By Michael Belote, Esq, California Advocates, UTA California Lobbyist
There is an old saying that if you remember the 1960s, you weren’t there. Through the fog (haze? smoke?) of time, though, some UTA members may recall Herman’s Hermits, Peter Noone and “I’m Henry VIII”, where the second stanza is identical to the first. For those born later, there is this thing called Google.
Heading into the second year of the current 2019-2020 two-year session of the California Legislature, there is a strong feeling that big issues from this year have not been closed out, and will be back for the 2020 legislative year, commencing in Sacramento on January 6. In no particular order, those issues include privacy, Dynamex, housing, wildfires and energy, and taxation. Several of these issues could have significant impacts on UTA.
Privacy is the issue that may never go away, as we are squarely in the age of data. As this column is written, implementation of the California Consumer Privacy Act (CCPA) is just over a month away, and there are strong indications that not all businesses will be ready to comply with the incredible complexity of the new law. To briefly “top-line” the issue, the CCPA was enacted by the legislature last year with AB 375/SB 1121. The law was delayed until January 1, 2020, to provide time for refinements, corrections, etc. of the complicated law. Changes were made this year in AB 25 and other bills, which also go into effect on January 1.
That is hardly the end of the story, unfortunately. The California Attorney General just released draft regulations implementing the CCPA, and recently, a wealthy San Francisco developer whose proposed initiative last year led to the CCPA, announced an intention to qualify another CCPA initiative for the November 2020 ballot. Talk about a moving target!
Some UTA member companies will be covered directly by the CCPA, those with $25 million or more in annual revenues. But even those not covered directly will be impacted, because an entity directly covered can turn to its “third party service providers” (say, a trustee doing work for a lender) and demand that they comply with a consumer’s CCPA requests.

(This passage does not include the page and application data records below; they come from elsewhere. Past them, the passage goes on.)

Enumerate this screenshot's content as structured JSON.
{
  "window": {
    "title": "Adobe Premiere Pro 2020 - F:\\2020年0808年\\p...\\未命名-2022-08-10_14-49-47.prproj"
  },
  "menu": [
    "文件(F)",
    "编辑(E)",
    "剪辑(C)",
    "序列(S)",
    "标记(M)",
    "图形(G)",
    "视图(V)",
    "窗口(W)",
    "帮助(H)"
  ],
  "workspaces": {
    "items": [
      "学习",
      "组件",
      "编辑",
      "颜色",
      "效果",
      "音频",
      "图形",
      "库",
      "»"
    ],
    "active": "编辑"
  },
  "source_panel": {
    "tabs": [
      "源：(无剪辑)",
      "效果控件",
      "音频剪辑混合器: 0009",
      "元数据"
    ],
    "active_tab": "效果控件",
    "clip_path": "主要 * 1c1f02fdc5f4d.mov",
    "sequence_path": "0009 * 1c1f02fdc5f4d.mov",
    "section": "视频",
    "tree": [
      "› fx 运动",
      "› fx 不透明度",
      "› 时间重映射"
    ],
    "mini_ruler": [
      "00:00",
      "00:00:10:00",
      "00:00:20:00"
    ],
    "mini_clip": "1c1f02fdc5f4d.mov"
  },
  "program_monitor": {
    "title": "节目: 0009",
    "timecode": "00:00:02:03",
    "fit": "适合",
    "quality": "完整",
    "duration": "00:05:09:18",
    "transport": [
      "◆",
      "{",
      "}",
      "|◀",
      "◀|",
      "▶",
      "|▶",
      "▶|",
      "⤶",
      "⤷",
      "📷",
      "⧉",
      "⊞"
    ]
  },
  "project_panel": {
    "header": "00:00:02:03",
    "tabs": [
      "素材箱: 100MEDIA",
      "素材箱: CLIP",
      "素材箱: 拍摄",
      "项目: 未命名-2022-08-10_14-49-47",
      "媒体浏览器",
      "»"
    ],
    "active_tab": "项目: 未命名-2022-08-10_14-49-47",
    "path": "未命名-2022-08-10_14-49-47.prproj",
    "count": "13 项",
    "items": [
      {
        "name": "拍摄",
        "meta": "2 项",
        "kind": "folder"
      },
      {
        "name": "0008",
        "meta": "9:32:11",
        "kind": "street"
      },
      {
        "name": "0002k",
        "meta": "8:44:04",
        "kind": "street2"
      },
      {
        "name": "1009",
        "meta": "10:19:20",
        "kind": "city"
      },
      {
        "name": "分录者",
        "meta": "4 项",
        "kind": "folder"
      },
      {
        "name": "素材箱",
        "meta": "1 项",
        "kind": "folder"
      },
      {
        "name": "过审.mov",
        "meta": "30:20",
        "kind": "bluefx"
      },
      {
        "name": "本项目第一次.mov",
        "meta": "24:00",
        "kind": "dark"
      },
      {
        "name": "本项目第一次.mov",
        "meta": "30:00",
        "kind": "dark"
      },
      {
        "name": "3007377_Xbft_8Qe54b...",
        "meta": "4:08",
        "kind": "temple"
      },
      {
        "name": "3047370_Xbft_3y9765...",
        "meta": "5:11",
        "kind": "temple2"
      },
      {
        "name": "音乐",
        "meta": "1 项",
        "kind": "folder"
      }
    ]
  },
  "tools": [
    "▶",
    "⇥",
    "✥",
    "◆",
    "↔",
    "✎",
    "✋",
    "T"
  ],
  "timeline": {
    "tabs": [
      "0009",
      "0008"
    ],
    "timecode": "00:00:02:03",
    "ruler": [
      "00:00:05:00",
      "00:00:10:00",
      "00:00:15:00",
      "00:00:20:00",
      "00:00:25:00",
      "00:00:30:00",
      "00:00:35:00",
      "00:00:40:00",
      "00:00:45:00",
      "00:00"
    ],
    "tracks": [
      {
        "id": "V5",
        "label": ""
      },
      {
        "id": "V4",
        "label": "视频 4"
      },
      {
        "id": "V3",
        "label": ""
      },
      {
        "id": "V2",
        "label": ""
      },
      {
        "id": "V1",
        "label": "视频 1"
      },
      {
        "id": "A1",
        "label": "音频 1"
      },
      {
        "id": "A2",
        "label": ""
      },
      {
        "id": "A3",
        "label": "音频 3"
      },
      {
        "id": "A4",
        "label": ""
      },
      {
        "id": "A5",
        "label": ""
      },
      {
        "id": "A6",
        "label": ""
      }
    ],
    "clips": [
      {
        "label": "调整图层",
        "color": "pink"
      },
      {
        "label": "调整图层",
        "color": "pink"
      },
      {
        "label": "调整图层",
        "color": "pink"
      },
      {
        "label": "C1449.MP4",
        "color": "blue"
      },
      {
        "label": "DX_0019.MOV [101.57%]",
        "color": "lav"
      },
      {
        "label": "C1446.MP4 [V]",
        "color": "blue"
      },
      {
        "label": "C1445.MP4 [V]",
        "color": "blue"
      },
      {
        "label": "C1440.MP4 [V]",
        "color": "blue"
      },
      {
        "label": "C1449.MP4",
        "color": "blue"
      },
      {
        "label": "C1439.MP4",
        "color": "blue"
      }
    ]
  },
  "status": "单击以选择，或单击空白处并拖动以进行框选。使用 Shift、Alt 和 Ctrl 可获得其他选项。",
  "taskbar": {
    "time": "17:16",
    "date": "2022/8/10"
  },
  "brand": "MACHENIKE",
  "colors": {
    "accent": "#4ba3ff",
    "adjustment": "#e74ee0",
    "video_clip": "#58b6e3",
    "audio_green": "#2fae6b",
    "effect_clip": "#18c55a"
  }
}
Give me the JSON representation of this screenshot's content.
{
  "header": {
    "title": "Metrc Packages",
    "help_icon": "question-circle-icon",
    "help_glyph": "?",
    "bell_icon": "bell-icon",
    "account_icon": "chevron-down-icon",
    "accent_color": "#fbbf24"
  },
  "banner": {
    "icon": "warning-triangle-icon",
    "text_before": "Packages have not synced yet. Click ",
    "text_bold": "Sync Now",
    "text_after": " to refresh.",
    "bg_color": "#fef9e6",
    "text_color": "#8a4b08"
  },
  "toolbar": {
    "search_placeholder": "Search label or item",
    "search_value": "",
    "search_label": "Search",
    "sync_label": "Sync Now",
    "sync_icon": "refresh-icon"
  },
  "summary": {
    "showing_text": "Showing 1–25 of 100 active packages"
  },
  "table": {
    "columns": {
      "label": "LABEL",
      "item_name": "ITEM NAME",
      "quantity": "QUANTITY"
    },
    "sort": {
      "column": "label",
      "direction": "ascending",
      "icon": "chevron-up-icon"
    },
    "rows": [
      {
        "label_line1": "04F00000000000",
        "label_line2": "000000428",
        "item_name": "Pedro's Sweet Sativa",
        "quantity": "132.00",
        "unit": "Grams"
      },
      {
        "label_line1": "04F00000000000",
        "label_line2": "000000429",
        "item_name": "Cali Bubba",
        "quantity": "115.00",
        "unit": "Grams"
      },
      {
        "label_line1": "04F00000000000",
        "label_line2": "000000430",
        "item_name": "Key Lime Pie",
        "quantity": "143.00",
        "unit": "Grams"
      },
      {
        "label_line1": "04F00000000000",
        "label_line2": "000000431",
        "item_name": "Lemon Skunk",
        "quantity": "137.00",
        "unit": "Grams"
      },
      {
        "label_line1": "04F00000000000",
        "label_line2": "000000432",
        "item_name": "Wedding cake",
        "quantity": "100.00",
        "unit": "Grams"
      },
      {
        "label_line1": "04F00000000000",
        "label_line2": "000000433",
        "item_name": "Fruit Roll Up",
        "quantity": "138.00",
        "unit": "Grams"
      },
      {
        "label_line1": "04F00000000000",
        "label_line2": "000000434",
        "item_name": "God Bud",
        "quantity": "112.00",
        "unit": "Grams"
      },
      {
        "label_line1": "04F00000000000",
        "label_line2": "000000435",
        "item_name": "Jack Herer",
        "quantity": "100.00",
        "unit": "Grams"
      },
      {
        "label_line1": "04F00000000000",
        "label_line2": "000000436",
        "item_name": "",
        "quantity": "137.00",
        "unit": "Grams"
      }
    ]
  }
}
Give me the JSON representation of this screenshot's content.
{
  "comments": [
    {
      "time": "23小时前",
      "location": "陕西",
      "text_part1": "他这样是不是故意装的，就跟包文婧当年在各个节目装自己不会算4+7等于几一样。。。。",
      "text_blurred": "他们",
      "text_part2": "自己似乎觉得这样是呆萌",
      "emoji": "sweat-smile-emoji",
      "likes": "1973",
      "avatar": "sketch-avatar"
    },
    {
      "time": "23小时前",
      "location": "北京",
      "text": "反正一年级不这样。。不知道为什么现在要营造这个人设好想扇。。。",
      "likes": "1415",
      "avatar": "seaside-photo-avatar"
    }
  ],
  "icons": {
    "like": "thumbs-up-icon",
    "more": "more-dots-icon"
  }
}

The point is, privacy mania is here, it is not going away, it could change again in California and it will spread to other states and Congress, and UTA members need to understand the new law.
The second major issue is independent contractor classification issues under Dynamex v. Superior Court. While the issue goes right to the heart of the “future of work”, with potentially devastating effects on the gig economy, few businesses in California will be completely unaffected by the decision. To top-line this issue, in order to safely classify the worker as an independent contractor, businesses must be prepared to prove that they are in compliance with the decision’s “ABC” test. It is the “B” prong of the ABC test which is the most problematic: in order to be an IC, the worker must be performing tasks outside of the usual course of business of the hiring entity. For UTA members using independent contractors, then, the question is whether the workers are performing tasks outside of the usual course of trustee business.
This year, AB 5 both codified and provided exemptions from the Dynamex ruling. Just like privacy, however, that is hardly the end of the story. There is broad agreement that more exemptions will be granted by the legislature in 2020; beyond that, big IC players such as Uber, Lyft, Doordash and others have announced an intention to place a Dynamex initiative on the November 2020 ballot. If the legislature continues to address Dynamex on an occupation by occupation basis, we will be working on independent contractor issues for many, many years.
Housing is the next issue on which the legislature’s grade is “incomplete”. California is woefully behind on its goals for housing construction, and there is determination from Governor Newsom on down to create more housing. At the same time, the legislature enacted a statewide rent cap law this year, and a statewide rent control initiative may appear on the ballot next year. Governor Newsom has announced an intention to work on evictions and foreclosures, although details are sketchy. How might UTA be affected?
Finally, wildfires and energy: Governor Gray Davis did not create the last energy crisis (we can credit Enron for that) but he surely paid dearly for the problem. This time, it is PG&E and the concept of “PSPS” (public safety power shutoffs). Turning the power off is designed to prevent wildfires, which in turn are causing problems of escalating homeowner’s insurance premiums and even insurance availability challenges. Increases in foreclosures could occur.
Believe it or not, all is not gloom and doom in Sacramento. Tax revenues remain strong and unemployment is low. But 2020 could look a lot like 2019 in Sacramento. Let’s all resolve to remember these days in 40-50 years!